Government keen on national admissions criteria for social work courses

Progress update on social work education forms also promises student placements and postgrad bursaries are top priorities for funding

The government is keen on introducing a national admissions criteria for social work courses, including a test of the social care values of applicants, a Department of Health (DH) progress report on social work education reforms shows.

The report also states that student placements and bursaries for postgraduate social work students are the top priorities for social work education funding next year, in an indication that undergraduate bursary funding may lose out. The report gives an update on the government’s progress on implementing recommendations from Professor David Croisdale-Appleby’s review of social work education since it was published in February 2014.

The Croisdale-Appleby review found that more consistency was needed in the selection process for social work courses. The review also recommended that student numbers should be “rebalanced towards postgraduate entry” and that priority be given to significantly increasing the funding given to employers for taking students on placement.

On the issue of the selection process, the DH report said that the government is in talks with the Health and Care Professions Council (HCPC) on how the regulator can influence changes to admissions criteria. The government is also “keen to explore” how national assessment and admission criteria can be developed, the report adds.

“The Department believes there is potential for a test to be developed based on social care values (including compassion, dignity, integrity, respect and responsibility) as these are what makes the difference in delivery of care and support services,” the report says.

The DH report says there is scope for regulators to set national tests within a draft bill on regulation of social workers and care workers prepared by the Law Commission.

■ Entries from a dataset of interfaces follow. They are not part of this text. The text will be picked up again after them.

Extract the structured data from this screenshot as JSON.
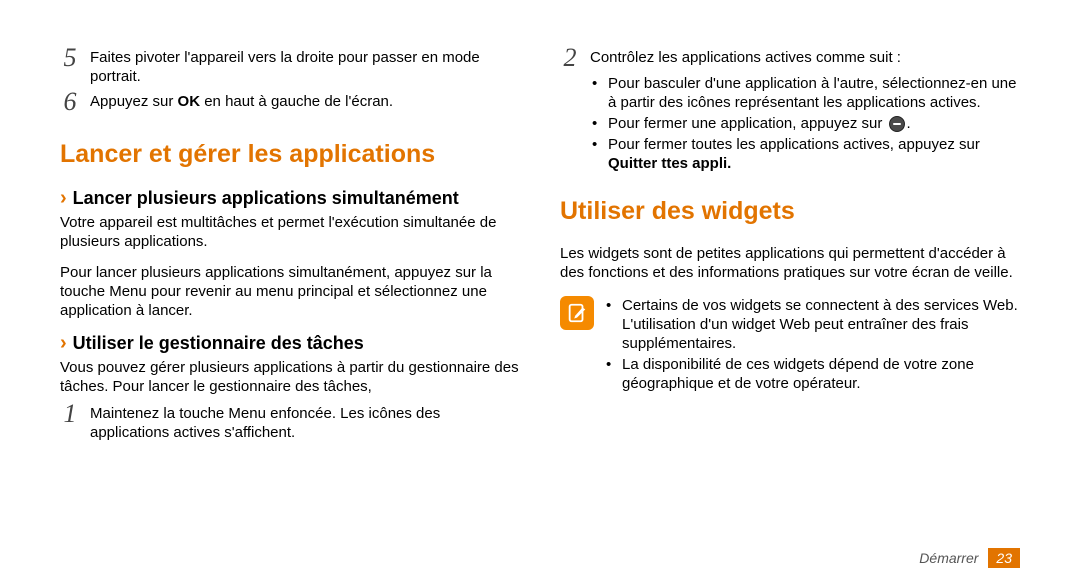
{
  "left": {
    "step5": {
      "num": "5",
      "text": "Faites pivoter l'appareil vers la droite pour passer en mode portrait."
    },
    "step6": {
      "num": "6",
      "prefix": "Appuyez sur ",
      "bold": "OK",
      "suffix": " en haut à gauche de l'écran."
    },
    "h1": "Lancer et gérer les applications",
    "h2a": "Lancer plusieurs applications simultanément",
    "para1": "Votre appareil est multitâches et permet l'exécution simultanée de plusieurs applications.",
    "para2": "Pour lancer plusieurs applications simultanément, appuyez sur la touche Menu pour revenir au menu principal et sélectionnez une application à lancer.",
    "h2b": "Utiliser le gestionnaire des tâches",
    "para3": "Vous pouvez gérer plusieurs applications à partir du gestionnaire des tâches. Pour lancer le gestionnaire des tâches,",
    "step1b": {
      "num": "1",
      "text": "Maintenez la touche Menu enfoncée. Les icônes des applications actives s'affichent."
    }
  },
  "right": {
    "step2": {
      "num": "2",
      "text": "Contrôlez les applications actives comme suit :"
    },
    "bullets1": {
      "a": "Pour basculer d'une application à l'autre, sélectionnez-en une à partir des icônes représentant les applications actives.",
      "b_prefix": "Pour fermer une application, appuyez sur ",
      "b_suffix": ".",
      "c_prefix": "Pour fermer toutes les applications actives, appuyez sur ",
      "c_bold": "Quitter ttes appli.",
      "c_suffix": ""
    },
    "h1": "Utiliser des widgets",
    "para1": "Les widgets sont de petites applications qui permettent d'accéder à des fonctions et des informations pratiques sur votre écran de veille.",
    "note": {
      "a": "Certains de vos widgets se connectent à des services Web. L'utilisation d'un widget Web peut entraîner des frais supplémentaires.",
      "b": "La disponibilité de ces widgets dépend de votre zone géographique et de votre opérateur."
    }
  },
  "footer": {
    "section": "Démarrer",
    "page": "23"
  }
}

The bill was not included in this year’s Queen’s Speech, suggesting any such legislation would have to be introduced after the next election.

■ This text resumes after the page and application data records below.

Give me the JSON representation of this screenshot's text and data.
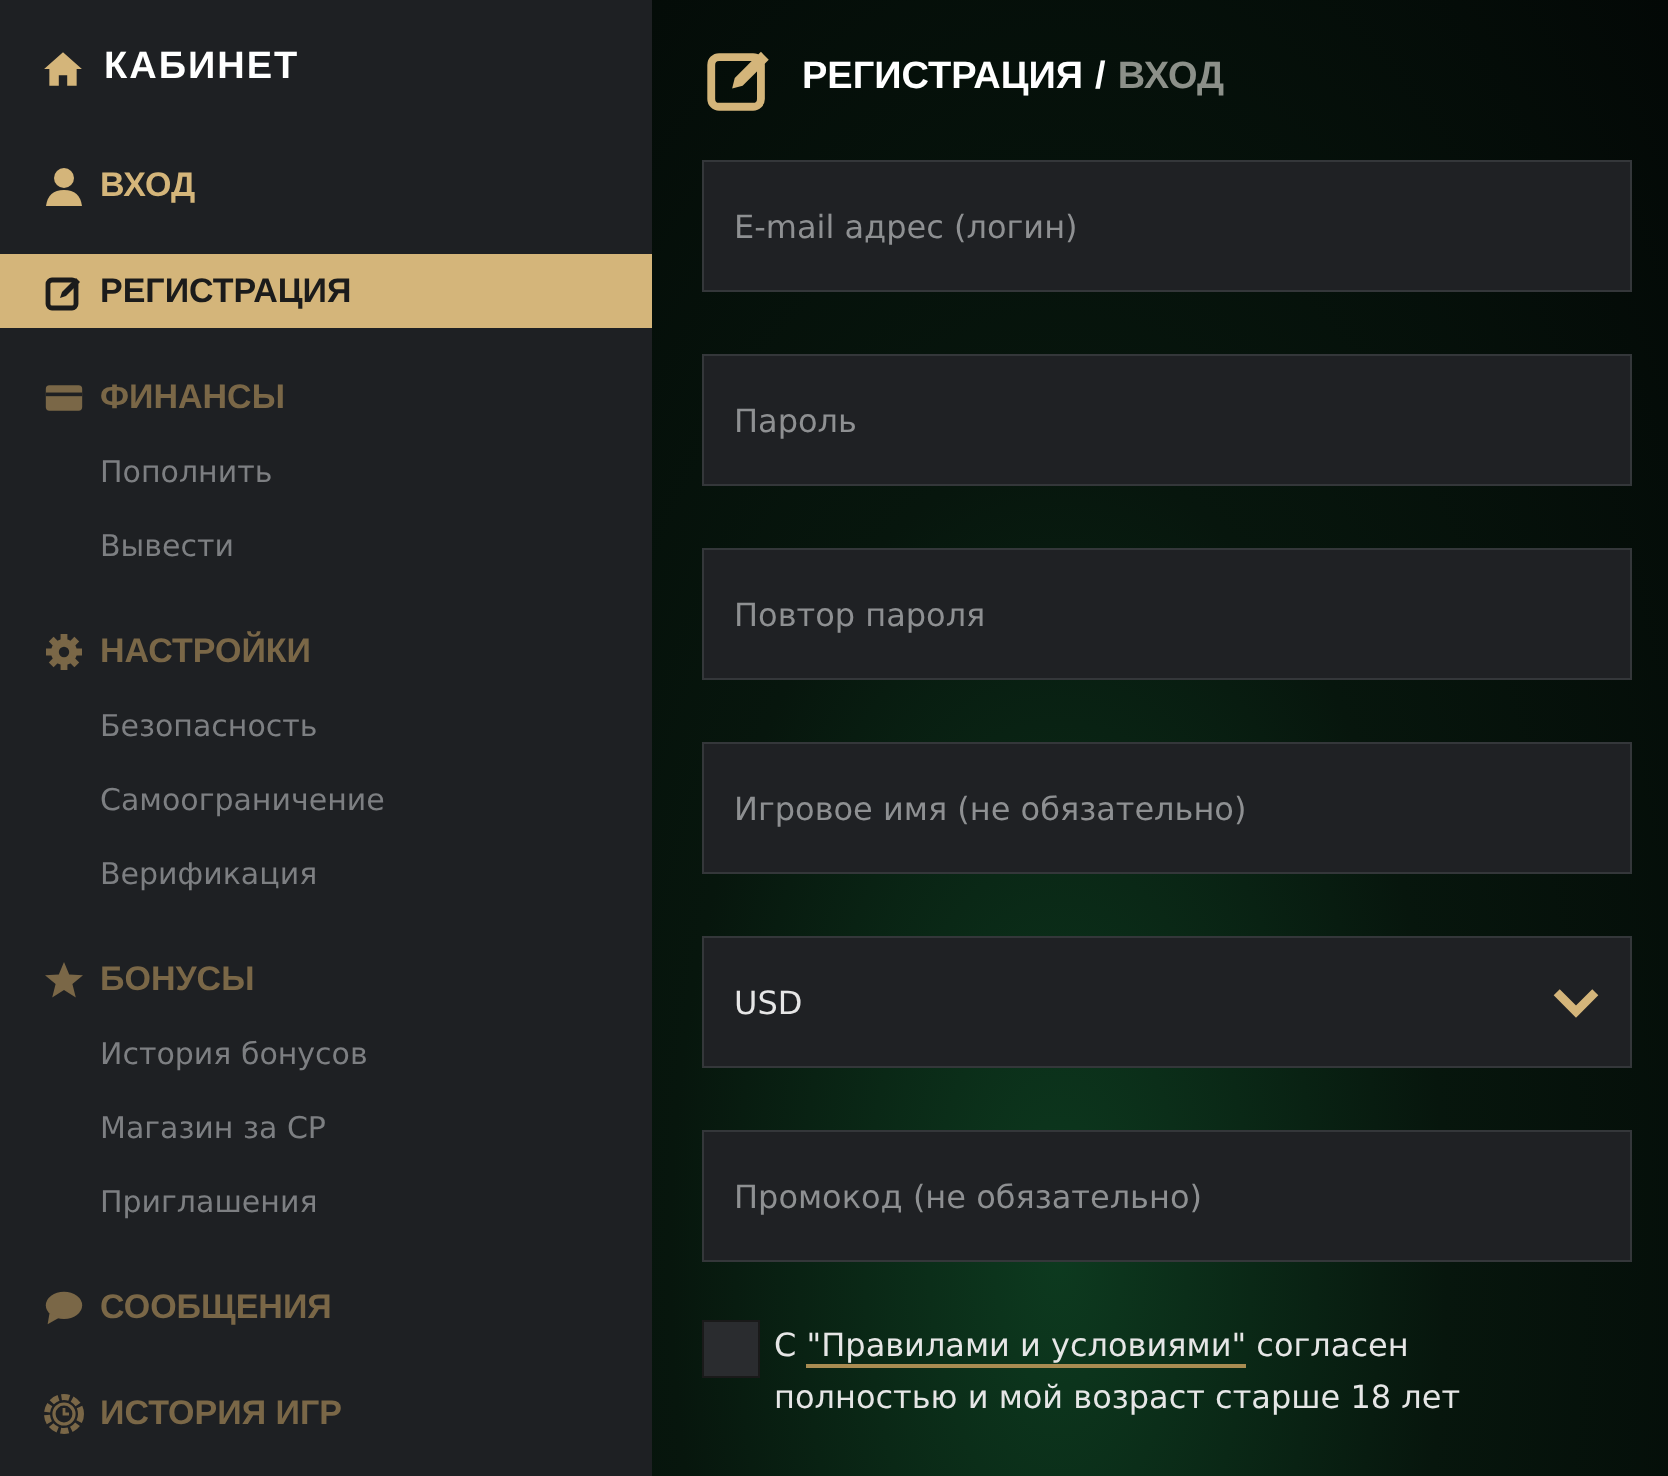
{
  "sidebar": {
    "title": "КАБИНЕТ",
    "items": [
      {
        "label": "ВХОД",
        "selected": false,
        "dimmed": false
      },
      {
        "label": "РЕГИСТРАЦИЯ",
        "selected": true,
        "dimmed": false
      },
      {
        "label": "ФИНАНСЫ",
        "selected": false,
        "dimmed": true,
        "children": [
          {
            "label": "Пополнить",
            "selected": false
          },
          {
            "label": "Вывести",
            "selected": false
          }
        ]
      },
      {
        "label": "НАСТРОЙКИ",
        "selected": false,
        "dimmed": true,
        "children": [
          {
            "label": "Безопасность",
            "selected": false
          },
          {
            "label": "Самоограничение",
            "selected": false
          },
          {
            "label": "Верификация",
            "selected": false
          }
        ]
      },
      {
        "label": "БОНУСЫ",
        "selected": false,
        "dimmed": true,
        "children": [
          {
            "label": "История бонусов",
            "selected": false
          },
          {
            "label": "Магазин за CP",
            "selected": false
          },
          {
            "label": "Приглашения",
            "selected": false
          }
        ]
      },
      {
        "label": "СООБЩЕНИЯ",
        "selected": false,
        "dimmed": true
      },
      {
        "label": "ИСТОРИЯ ИГР",
        "selected": false,
        "dimmed": true
      }
    ]
  },
  "form": {
    "title": "РЕГИСТРАЦИЯ",
    "separator": "/",
    "alt_title": "ВХОД",
    "fields": [
      {
        "kind": "text",
        "placeholder": "E-mail адрес (логин)"
      },
      {
        "kind": "text",
        "placeholder": "Пароль"
      },
      {
        "kind": "text",
        "placeholder": "Повтор пароля"
      },
      {
        "kind": "text",
        "placeholder": "Игровое имя (не обязательно)"
      },
      {
        "kind": "select",
        "value": "USD"
      },
      {
        "kind": "text",
        "placeholder": "Промокод (не обязательно)"
      }
    ],
    "agreement": {
      "checked": false,
      "before": "С",
      "link": "\"Правилами и условиями\"",
      "after": "согласен полностью и мой возраст старше 18 лет"
    }
  }
}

On the issue of practice placements, the DH report says the government intends to increase funding for the student placement component of social work education funding next year.

The social work education budget reduced from £101m in 2011-12 to £90.75m in 2014-15. During that period the availability of the undergraduate bursary was reduced from three years of study to two, while the postgraduate bursary was maintained. The 2015-16 budget will be known early next year but “the top priorities for funding are placements and postgraduate bursaries”, the DH report says.

Other progress updates in the report include:

The Croisdale-Appleby review also recommended that a license to practise should be developed to raise the quality of social work practice. The DH report notes the recommendation but says that introducing the license would require a change of law and would be subject to scrutiny of a detailed proposal including quantification of costs and benefits.

Croisdale-Appleby recommended that once a license to practice was introduced, social workers should face a system of revalidation at least every five years to show that they remain fit to practice and support career-long CPD.

More from Community Care

Comments are closed.